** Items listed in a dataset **

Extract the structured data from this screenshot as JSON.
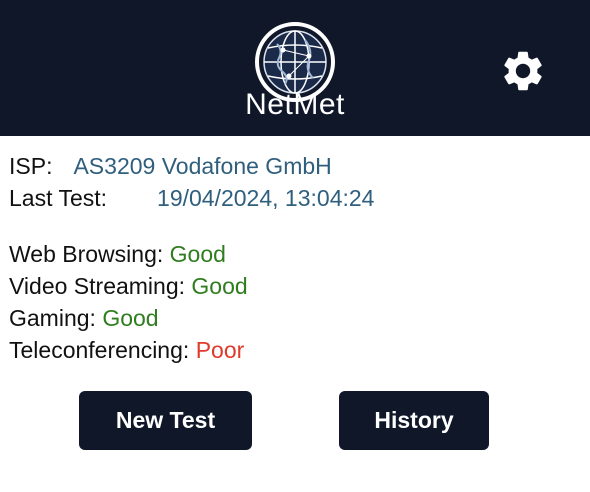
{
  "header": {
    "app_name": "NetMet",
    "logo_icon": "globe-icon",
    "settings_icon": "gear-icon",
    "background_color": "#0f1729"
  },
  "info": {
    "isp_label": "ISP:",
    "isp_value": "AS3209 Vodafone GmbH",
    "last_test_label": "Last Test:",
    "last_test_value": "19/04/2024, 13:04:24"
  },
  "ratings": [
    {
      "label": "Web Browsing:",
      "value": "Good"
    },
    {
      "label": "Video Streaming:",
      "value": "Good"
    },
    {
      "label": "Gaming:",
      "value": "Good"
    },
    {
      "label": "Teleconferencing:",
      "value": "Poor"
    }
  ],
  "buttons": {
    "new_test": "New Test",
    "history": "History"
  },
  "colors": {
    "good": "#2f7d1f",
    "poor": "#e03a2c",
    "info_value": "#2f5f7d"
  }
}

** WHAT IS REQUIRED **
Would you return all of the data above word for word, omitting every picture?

** EXERCISE RESULT **
Extract the structured data from this screenshot as JSON.
{
  "header": {
    "app_name": "NetMet",
    "logo_icon": "globe-icon",
    "settings_icon": "gear-icon",
    "background_color": "#0f1729"
  },
  "info": {
    "isp_label": "ISP:",
    "isp_value": "AS3209 Vodafone GmbH",
    "last_test_label": "Last Test:",
    "last_test_value": "19/04/2024, 13:04:24"
  },
  "ratings": [
    {
      "label": "Web Browsing:",
      "value": "Good"
    },
    {
      "label": "Video Streaming:",
      "value": "Good"
    },
    {
      "label": "Gaming:",
      "value": "Good"
    },
    {
      "label": "Teleconferencing:",
      "value": "Poor"
    }
  ],
  "buttons": {
    "new_test": "New Test",
    "history": "History"
  },
  "colors": {
    "good": "#2f7d1f",
    "poor": "#e03a2c",
    "info_value": "#2f5f7d"
  }
}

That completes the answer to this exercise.